This Sunday's slate of football games will once again spur a national debate about which players are sitting, kneeling, standing, raising fists, linking arms, etc., during the pregame performance of the "Star-Spangled Banner" in solidarity or opposition with San Francisco 49ers quarterback Colin Kaepernick. During the preseason, he made a point of not standing for the national anthem as a protest of racial injustice and the shootings of unarmed black people in America, saying, "I am not going to stand up to show pride in a flag for a country that oppresses black people and people of color. To me, this is bigger than football and it would be selfish on my part to look the other way. There are bodies in the street and people getting paid leave and getting away with murder."
He's been called everything from a hero to a traitor, along with some very ugly racial slurs, and while so many people have an opinion on what this backup quarterback does, we wonder how many people know the history of our national anthem and why it's become a pre-game staple at every sporting event.
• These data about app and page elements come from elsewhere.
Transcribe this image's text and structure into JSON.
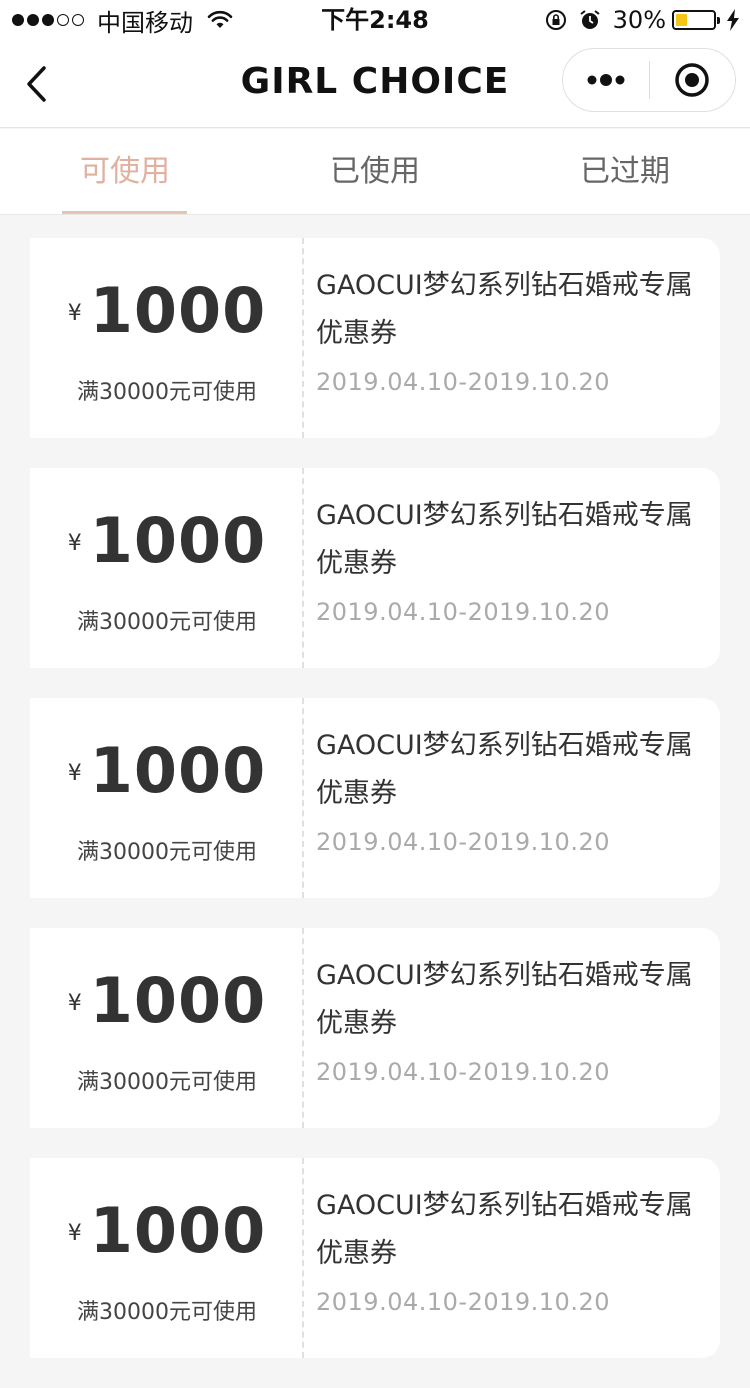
{
  "status_bar": {
    "carrier": "中国移动",
    "time": "下午2:48",
    "battery_percent": "30%",
    "battery_level": 0.3,
    "signal_strength": 3,
    "signal_total": 5
  },
  "nav": {
    "title": "GIRL CHOICE",
    "back_icon": "chevron-left-icon",
    "more_icon": "more-dots-icon",
    "close_icon": "target-close-icon"
  },
  "tabs": [
    {
      "label": "可使用",
      "active": true
    },
    {
      "label": "已使用",
      "active": false
    },
    {
      "label": "已过期",
      "active": false
    }
  ],
  "colors": {
    "accent": "#e0b0a0",
    "background": "#f5f5f5",
    "battery": "#f5c518"
  },
  "coupons": [
    {
      "currency": "¥",
      "amount": "1000",
      "condition": "满30000元可使用",
      "title": "GAOCUI梦幻系列钻石婚戒专属优惠券",
      "date": "2019.04.10-2019.10.20"
    },
    {
      "currency": "¥",
      "amount": "1000",
      "condition": "满30000元可使用",
      "title": "GAOCUI梦幻系列钻石婚戒专属优惠券",
      "date": "2019.04.10-2019.10.20"
    },
    {
      "currency": "¥",
      "amount": "1000",
      "condition": "满30000元可使用",
      "title": "GAOCUI梦幻系列钻石婚戒专属优惠券",
      "date": "2019.04.10-2019.10.20"
    },
    {
      "currency": "¥",
      "amount": "1000",
      "condition": "满30000元可使用",
      "title": "GAOCUI梦幻系列钻石婚戒专属优惠券",
      "date": "2019.04.10-2019.10.20"
    },
    {
      "currency": "¥",
      "amount": "1000",
      "condition": "满30000元可使用",
      "title": "GAOCUI梦幻系列钻石婚戒专属优惠券",
      "date": "2019.04.10-2019.10.20"
    }
  ]
}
The song's origins come from the War of 1812, specifically the Battle of Baltimore in 1814. Lawyer Francis Scott Key, aboard a British ship in an effort to negotiate the release of an imprisoned American doctor, watched as the city was bombarded with rockets. At the dawn of Sept. 14, 1814, he saw that the country's flag was still flying above Fort McHenry, inspiring him to write the poem "Defence of Fort M'Henry." It was published in a newspaper and, with Key's assistance, adapted into a song by publisher Thomas Carr. He put the words to the tune of "To Anacreon in Heaven," which originated in an 18th-century London social club as a tribute to a Greek poet known for his drinking songs. Key had previously used the melody for his tribute to soldiers of the Barbary Wars, which were fought between the United States and several countries in the Ottoman Empire's hold on northern Africa. It was called "When the Warrior Returns." He wrote it in 1805 and it included the lyrics, " And pale beamed the Crescent, its splendor obscured/By the light of the star-spangled flag of our nation."